## Task instructions
Each record below must be retyped exactly, with nothing left out.

## Available records
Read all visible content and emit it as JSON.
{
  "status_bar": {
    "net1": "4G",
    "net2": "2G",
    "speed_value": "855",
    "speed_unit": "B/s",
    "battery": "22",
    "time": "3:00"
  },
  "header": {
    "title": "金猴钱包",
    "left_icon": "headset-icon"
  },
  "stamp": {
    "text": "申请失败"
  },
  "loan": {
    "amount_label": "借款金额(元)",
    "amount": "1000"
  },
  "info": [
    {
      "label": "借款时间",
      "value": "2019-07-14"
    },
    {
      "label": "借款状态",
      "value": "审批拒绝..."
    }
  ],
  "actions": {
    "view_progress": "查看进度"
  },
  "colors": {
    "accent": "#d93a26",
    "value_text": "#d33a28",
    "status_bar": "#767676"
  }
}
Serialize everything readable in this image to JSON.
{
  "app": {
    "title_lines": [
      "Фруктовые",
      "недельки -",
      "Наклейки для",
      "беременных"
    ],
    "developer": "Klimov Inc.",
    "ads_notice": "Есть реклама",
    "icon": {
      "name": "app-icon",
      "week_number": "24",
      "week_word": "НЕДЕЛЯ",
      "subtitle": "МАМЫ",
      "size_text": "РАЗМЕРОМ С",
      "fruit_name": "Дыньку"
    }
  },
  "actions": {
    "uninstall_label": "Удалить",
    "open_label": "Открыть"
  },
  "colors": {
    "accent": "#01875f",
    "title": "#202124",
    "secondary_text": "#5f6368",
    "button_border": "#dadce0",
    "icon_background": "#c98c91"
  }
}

## Result of this task
Read all visible content and emit it as JSON.
{
  "status_bar": {
    "net1": "4G",
    "net2": "2G",
    "speed_value": "855",
    "speed_unit": "B/s",
    "battery": "22",
    "time": "3:00"
  },
  "header": {
    "title": "金猴钱包",
    "left_icon": "headset-icon"
  },
  "stamp": {
    "text": "申请失败"
  },
  "loan": {
    "amount_label": "借款金额(元)",
    "amount": "1000"
  },
  "info": [
    {
      "label": "借款时间",
      "value": "2019-07-14"
    },
    {
      "label": "借款状态",
      "value": "审批拒绝..."
    }
  ],
  "actions": {
    "view_progress": "查看进度"
  },
  "colors": {
    "accent": "#d93a26",
    "value_text": "#d33a28",
    "status_bar": "#767676"
  }
}
Serialize everything readable in this image to JSON.
{
  "app": {
    "title_lines": [
      "Фруктовые",
      "недельки -",
      "Наклейки для",
      "беременных"
    ],
    "developer": "Klimov Inc.",
    "ads_notice": "Есть реклама",
    "icon": {
      "name": "app-icon",
      "week_number": "24",
      "week_word": "НЕДЕЛЯ",
      "subtitle": "МАМЫ",
      "size_text": "РАЗМЕРОМ С",
      "fruit_name": "Дыньку"
    }
  },
  "actions": {
    "uninstall_label": "Удалить",
    "open_label": "Открыть"
  },
  "colors": {
    "accent": "#01875f",
    "title": "#202124",
    "secondary_text": "#5f6368",
    "button_border": "#dadce0",
    "icon_background": "#c98c91"
  }
}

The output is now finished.